3.) “Click” buckles: Alright, the main event. What really sets this harness apart is the “click” buckles. In short, these allow you to quickly pull the buckle apart, opening the leg loops and waist loops completely. This is invaluable for winter climbing when you might put a harness on after crampons, or take it off before your crampons. Gents, it also makes peeing in the winter much easier. Unclick one leg loop, pull the harness to the side and you’ve removed one of far too many obstacle to relief! Some might find this a little gimmicky, thinking about how most harnesses can do this to an extant.

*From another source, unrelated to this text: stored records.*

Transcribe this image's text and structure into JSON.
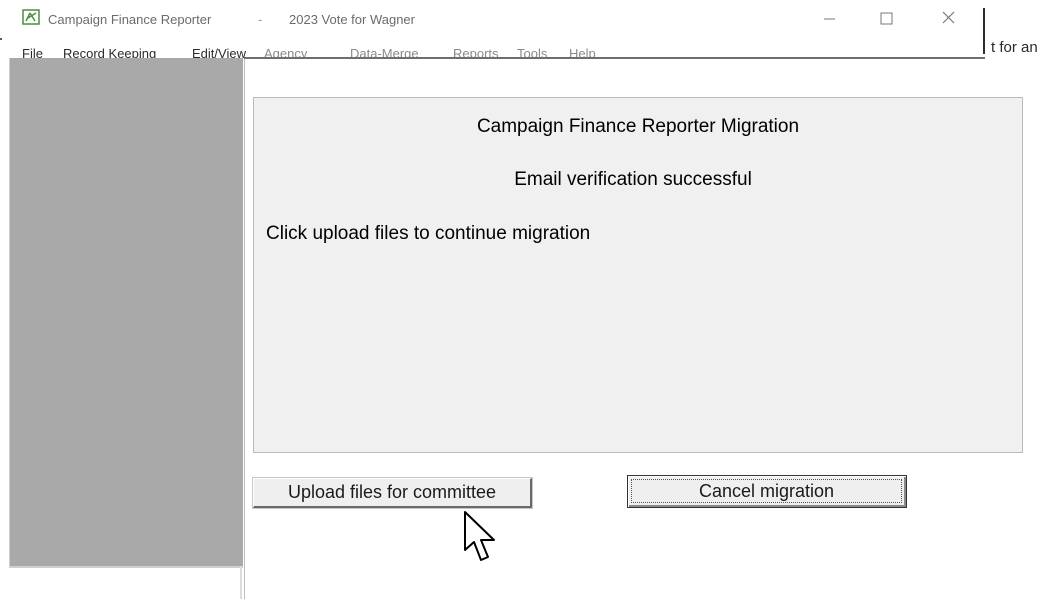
{
  "window": {
    "app_title": "Campaign Finance Reporter",
    "separator": "-",
    "document_title": "2023 Vote for Wagner",
    "controls": [
      "minimize-icon",
      "maximize-icon",
      "close-icon"
    ],
    "behind_window_text": "t for an"
  },
  "menu": {
    "items": [
      "File",
      "Record Keeping",
      "Edit/View",
      "Agency",
      "Data-Merge",
      "Reports",
      "Tools",
      "Help"
    ]
  },
  "dialog": {
    "heading": "Campaign Finance Reporter Migration",
    "status": "Email verification successful",
    "instruction": "Click upload files to continue migration",
    "upload_button": "Upload files for committee",
    "cancel_button": "Cancel migration"
  },
  "colors": {
    "side_panel": "#a9a9a9",
    "message_panel": "#f0f0f0",
    "app_icon": "#4a8f3c"
  }
}
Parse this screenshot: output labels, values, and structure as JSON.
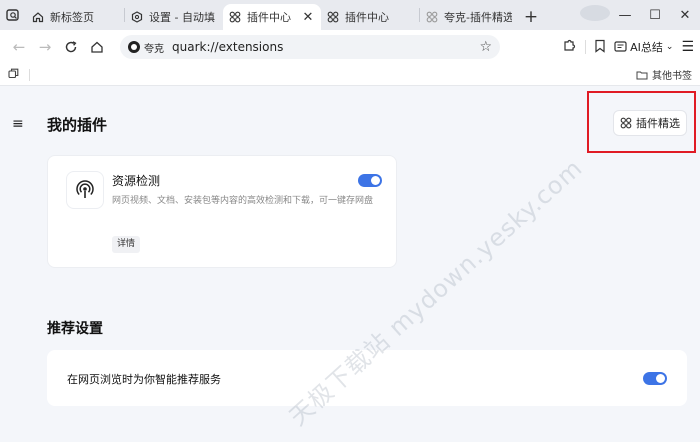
{
  "tabs": [
    {
      "title": "新标签页",
      "icon": "home-icon",
      "active": false
    },
    {
      "title": "设置 - 自动填",
      "icon": "settings-hex-icon",
      "active": false
    },
    {
      "title": "插件中心",
      "icon": "extensions-icon",
      "active": true
    },
    {
      "title": "插件中心",
      "icon": "extensions-icon",
      "active": false
    },
    {
      "title": "夸克-插件精选",
      "icon": "extensions-icon",
      "active": false
    }
  ],
  "toolbar": {
    "site_chip": "夸克",
    "url": "quark://extensions",
    "ai_label": "AI总结"
  },
  "bookmarks": {
    "other_label": "其他书签"
  },
  "page": {
    "title": "我的插件",
    "featured_button": "插件精选"
  },
  "extension": {
    "name": "资源检测",
    "description": "网页视频、文档、安装包等内容的高效检测和下载，可一键存网盘",
    "details_button": "详情",
    "enabled": true
  },
  "recommend": {
    "section_title": "推荐设置",
    "setting_label": "在网页浏览时为你智能推荐服务",
    "enabled": true
  },
  "watermark": "天极下载站 mydown.yesky.com",
  "colors": {
    "accent": "#3d74e6",
    "highlight": "#e01b24"
  }
}
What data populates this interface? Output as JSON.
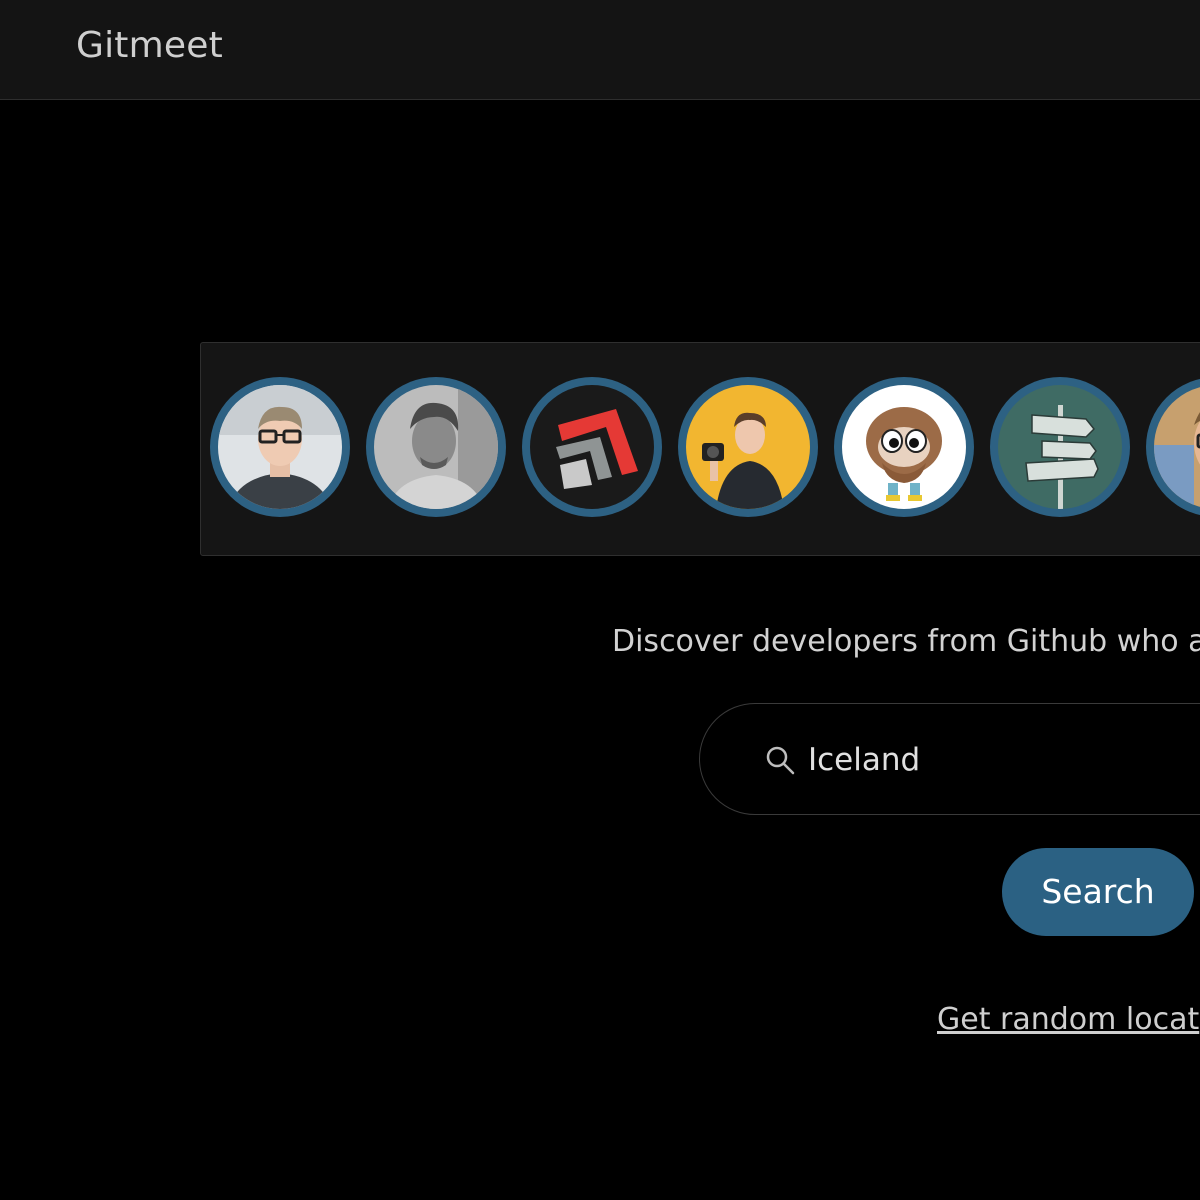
{
  "header": {
    "brand": "Gitmeet"
  },
  "avatars": [
    {
      "name": "developer-avatar-1"
    },
    {
      "name": "developer-avatar-2"
    },
    {
      "name": "developer-avatar-3"
    },
    {
      "name": "developer-avatar-4"
    },
    {
      "name": "developer-avatar-5"
    },
    {
      "name": "developer-avatar-6"
    },
    {
      "name": "developer-avatar-7"
    }
  ],
  "main": {
    "tagline": "Discover developers from Github who a",
    "search": {
      "value": "Iceland",
      "icon": "search-icon"
    },
    "search_button_label": "Search",
    "random_link": "Get random locat"
  },
  "colors": {
    "accent": "#2b6183",
    "background": "#000000",
    "header_bg": "#141414"
  }
}
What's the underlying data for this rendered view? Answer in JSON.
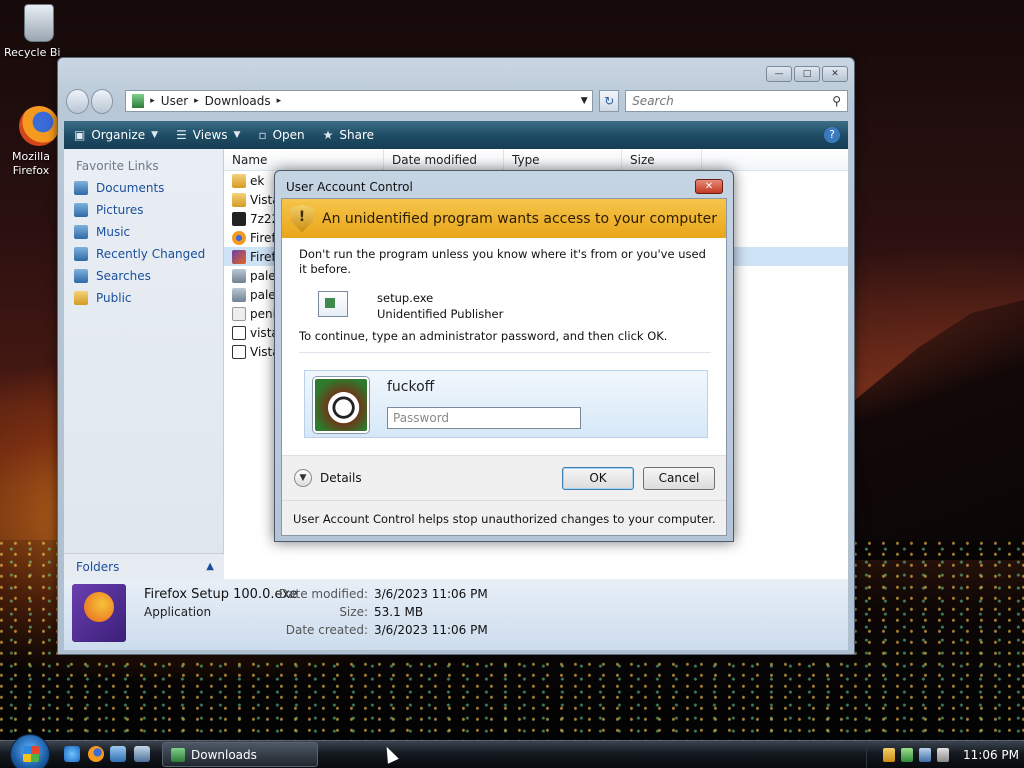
{
  "desktop": {
    "icons": [
      {
        "label": "Recycle Bin",
        "icon": "recycle-bin-icon"
      },
      {
        "label": "Mozilla Firefox",
        "icon": "firefox-icon"
      }
    ]
  },
  "explorer": {
    "title": "Downloads",
    "breadcrumb": [
      "User",
      "Downloads"
    ],
    "search_placeholder": "Search",
    "toolbar": {
      "organize": "Organize",
      "views": "Views",
      "open": "Open",
      "share": "Share",
      "help": "?"
    },
    "nav": {
      "favorite_links_title": "Favorite Links",
      "items": [
        {
          "label": "Documents"
        },
        {
          "label": "Pictures"
        },
        {
          "label": "Music"
        },
        {
          "label": "Recently Changed"
        },
        {
          "label": "Searches"
        },
        {
          "label": "Public"
        }
      ],
      "folders_label": "Folders"
    },
    "columns": [
      "Name",
      "Date modified",
      "Type",
      "Size"
    ],
    "files": [
      {
        "name": "ek",
        "icon": "folder-icon"
      },
      {
        "name": "Vista",
        "icon": "folder-icon"
      },
      {
        "name": "7z22",
        "icon": "7zip-icon"
      },
      {
        "name": "Firef",
        "icon": "firefox-icon"
      },
      {
        "name": "Firef",
        "icon": "firefox-setup-icon"
      },
      {
        "name": "pale",
        "icon": "installer-icon"
      },
      {
        "name": "pale",
        "icon": "installer-icon"
      },
      {
        "name": "peni",
        "icon": "file-icon"
      },
      {
        "name": "vista",
        "icon": "setup-icon"
      },
      {
        "name": "Vista",
        "icon": "setup-icon"
      }
    ],
    "details": {
      "filename": "Firefox Setup 100.0.exe",
      "type": "Application",
      "date_modified_label": "Date modified:",
      "date_modified": "3/6/2023 11:06 PM",
      "size_label": "Size:",
      "size": "53.1 MB",
      "date_created_label": "Date created:",
      "date_created": "3/6/2023 11:06 PM"
    }
  },
  "uac": {
    "title": "User Account Control",
    "banner": "An unidentified program wants access to your computer",
    "warning": "Don't run the program unless you know where it's from or you've used it before.",
    "program_name": "setup.exe",
    "publisher": "Unidentified Publisher",
    "continue_text": "To continue, type an administrator password, and then click OK.",
    "username": "fuckoff",
    "password_placeholder": "Password",
    "details_label": "Details",
    "ok_label": "OK",
    "cancel_label": "Cancel",
    "footer_note": "User Account Control helps stop unauthorized changes to your computer."
  },
  "taskbar": {
    "task_label": "Downloads",
    "clock": "11:06 PM"
  }
}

What sets it apart in my mind is how versatile this makes the harness as a whole. Basic harnesses, where every buckle has to be threaded and doubled back come apart completely like this, but then are a pain to double back every time, and add one more thing to forget when looking to put a harness on quickly and easily while sport cragging. Even the speed style buckles can be completely taken apart, and re threaded as needed, but its a little to finicky in my experience because of the auto double back buckle. The click buckle is easy to remove and put back on, I’ve been doing it with mittens all winter long, and in the summer it goes on quickly and smoothly with the buckles acting like a normal “speed” buckle. To me this is what makes the harness such a great all around harness.
Over the past six months I’ve obsessively, hang dogged sport projects, spent all day hanging from multi pitch cliffs and worked 5 days a week coaching ice climbing in this harness (+ personal and guiding days). Throughout these experiences it has proven its self worthy, comfortable, durable and versatile. I never felt discomfort in this harness taking short hard falls or longer airy whippers at Rumney.

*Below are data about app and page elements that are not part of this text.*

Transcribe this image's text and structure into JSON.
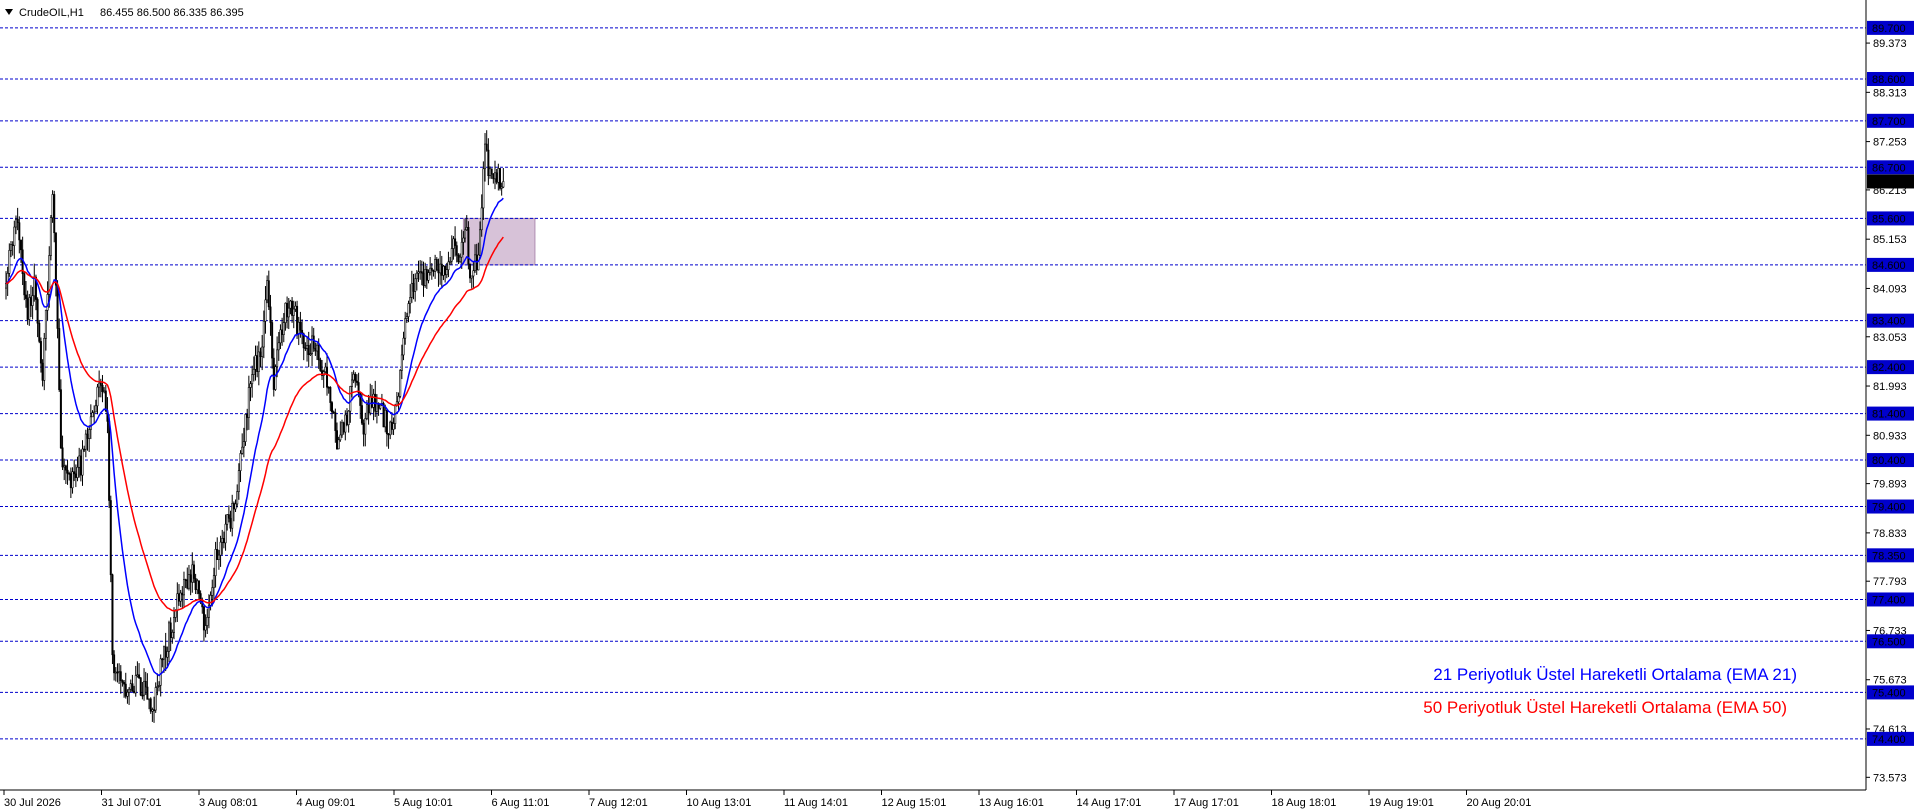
{
  "header": {
    "symbol": "CrudeOIL,H1",
    "ohlc": "86.455 86.500 86.335 86.395",
    "menu_icon": "triangle-down-icon"
  },
  "colors": {
    "background": "#ffffff",
    "level_line": "#0000cc",
    "level_tag_bg": "#0000cc",
    "ema21": "#0000ff",
    "ema50": "#ff0000",
    "candle_up": "#000000",
    "candle_down": "#000000",
    "zone_fill": "#c9aecb",
    "price_tag_bg": "#000000"
  },
  "chart_data": {
    "type": "candlestick",
    "timeframe": "H1",
    "ylim": [
      73.3,
      90.3
    ],
    "grid": false,
    "y_ticks": [
      "89.373",
      "88.313",
      "87.253",
      "86.213",
      "85.153",
      "84.093",
      "83.053",
      "81.993",
      "80.933",
      "79.893",
      "78.833",
      "77.793",
      "76.733",
      "75.673",
      "74.613",
      "73.573"
    ],
    "y_tick_values": [
      89.373,
      88.313,
      87.253,
      86.213,
      85.153,
      84.093,
      83.053,
      81.993,
      80.933,
      79.893,
      78.833,
      77.793,
      76.733,
      75.673,
      74.613,
      73.573
    ],
    "level_tags": [
      "89.700",
      "88.600",
      "87.700",
      "86.700",
      "85.600",
      "84.600",
      "83.400",
      "82.400",
      "81.400",
      "80.400",
      "79.400",
      "78.350",
      "77.400",
      "76.500",
      "75.400",
      "74.400"
    ],
    "level_values": [
      89.7,
      88.6,
      87.7,
      86.7,
      85.6,
      84.6,
      83.4,
      82.4,
      81.4,
      80.4,
      79.4,
      78.35,
      77.4,
      76.5,
      75.4,
      74.4
    ],
    "current_price": "86.395",
    "current_price_value": 86.395,
    "x_labels": [
      "30 Jul 2026",
      "31 Jul 07:01",
      "3 Aug 08:01",
      "4 Aug 09:01",
      "5 Aug 10:01",
      "6 Aug 11:01",
      "7 Aug 12:01",
      "10 Aug 13:01",
      "11 Aug 14:01",
      "12 Aug 15:01",
      "13 Aug 16:01",
      "14 Aug 17:01",
      "17 Aug 17:01",
      "18 Aug 18:01",
      "19 Aug 19:01",
      "20 Aug 20:01"
    ],
    "zone": {
      "low": 84.6,
      "high": 85.6,
      "from_bar": 275,
      "to_bar": 318
    },
    "bar_count": 300,
    "anchors": [
      [
        0,
        84.2
      ],
      [
        6,
        85.7
      ],
      [
        13,
        83.6
      ],
      [
        17,
        84.1
      ],
      [
        22,
        82.2
      ],
      [
        26,
        84.6
      ],
      [
        28,
        86.3
      ],
      [
        30,
        84.3
      ],
      [
        33,
        80.6
      ],
      [
        38,
        79.9
      ],
      [
        45,
        80.3
      ],
      [
        52,
        81.4
      ],
      [
        58,
        82.1
      ],
      [
        61,
        81.0
      ],
      [
        64,
        76.1
      ],
      [
        72,
        75.4
      ],
      [
        80,
        75.6
      ],
      [
        88,
        75.1
      ],
      [
        96,
        76.4
      ],
      [
        104,
        77.4
      ],
      [
        112,
        78.1
      ],
      [
        120,
        76.8
      ],
      [
        126,
        78.4
      ],
      [
        132,
        78.9
      ],
      [
        138,
        79.4
      ],
      [
        144,
        81.3
      ],
      [
        148,
        82.3
      ],
      [
        153,
        82.6
      ],
      [
        157,
        84.4
      ],
      [
        161,
        82.1
      ],
      [
        166,
        83.3
      ],
      [
        171,
        83.9
      ],
      [
        176,
        83.2
      ],
      [
        181,
        82.8
      ],
      [
        186,
        82.9
      ],
      [
        191,
        82.3
      ],
      [
        196,
        81.6
      ],
      [
        199,
        80.6
      ],
      [
        205,
        81.4
      ],
      [
        210,
        82.3
      ],
      [
        215,
        81.2
      ],
      [
        220,
        81.7
      ],
      [
        225,
        81.5
      ],
      [
        230,
        81.1
      ],
      [
        236,
        81.7
      ],
      [
        240,
        83.6
      ],
      [
        246,
        84.2
      ],
      [
        252,
        84.4
      ],
      [
        258,
        84.5
      ],
      [
        264,
        84.6
      ],
      [
        270,
        85.0
      ],
      [
        272,
        84.6
      ],
      [
        276,
        85.5
      ],
      [
        279,
        84.5
      ],
      [
        284,
        84.8
      ],
      [
        286,
        85.9
      ],
      [
        288,
        87.0
      ],
      [
        291,
        86.5
      ],
      [
        295,
        86.6
      ],
      [
        298,
        86.3
      ],
      [
        299,
        86.395
      ]
    ]
  },
  "legend": {
    "ema21": "21 Periyotluk Üstel Hareketli Ortalama (EMA 21)",
    "ema50": "50 Periyotluk Üstel Hareketli Ortalama (EMA 50)"
  }
}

The true test of comfort came in trying the Prow multiple times this summer. To me, this climb had become infamous for its 5 kidney crunching hanging and semi hanging belays. In former harnesses my discomfort from hanging in my harness rivaled that of cramming my toes into tight shoes and my fingers into tiny cracks by the end of the day. This harness proved to be so comfortable that that internal discomfort was an afterthought. A very welcome change.

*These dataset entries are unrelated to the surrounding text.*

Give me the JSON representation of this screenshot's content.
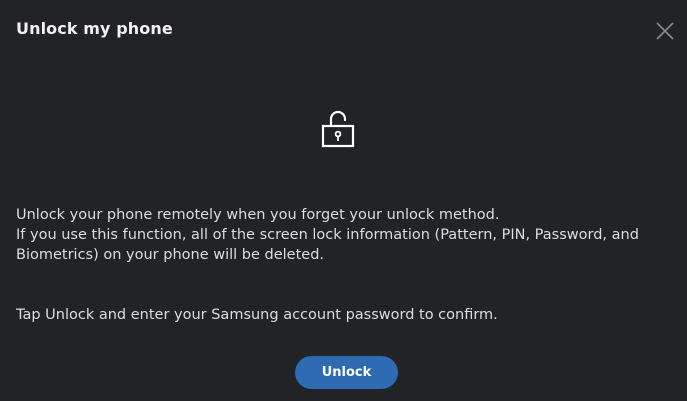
{
  "dialog": {
    "title": "Unlock my phone",
    "close_icon": "close-icon",
    "lock_icon": "unlock-icon",
    "description_lines": [
      "Unlock your phone remotely when you forget your unlock method.",
      "If you use this function, all of the screen lock information (Pattern, PIN, Password, and Biometrics) on your phone will be deleted."
    ],
    "confirm_text": "Tap Unlock and enter your Samsung account password to confirm.",
    "unlock_label": "Unlock"
  },
  "colors": {
    "background": "#222326",
    "accent": "#2f6bb3",
    "text": "#dcdde0"
  }
}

Finally, I’ve found this harness to be perfectly tricked out for ice climbing. As I stated before, the click buckles make it a cinch to put on after crampons and take off before. The 5th gear loop, with its out of the way accessory cord adds racking space, often eliminating the need to carry a backpack, and the ice clipper loops are sturdy enough to hold the clippers in place, but not so tight that you can’t easily remove them for a mid winter gym session. It’s the perfect jack of all trades.
Grade V comfort
NEI 5 versatility
Thanks to: Keyan Pishdadian, Geoff Wilson and Andy Neuman for photos, in descending order
Harness photos from Mammut: http://www.mammut.com/en/productDetail/211000891_v_7237/Togir-Click.html
Mountaineering is a term that encompasses many skills that all come together and enable us to climb mountains. There are no set rules and the creative have a clear advantage. Part of getting creative is climbing rock with ice climbing equipment (mixed climbing), and being able to climb ice and rock simultaneously. In the mountains there is no taped routes, it is up to the climber to decipher a route to the top. This route may require these mixed climbing skills. Aubrey and I took to the ice, and rock, to train, climb and have a great time. After climbing eight different routes the sun was setting on an amazing day of mixed climbing.
Fat in the cave.
Rock and Ice
Thanks Aubry for a great day on the rock and ice.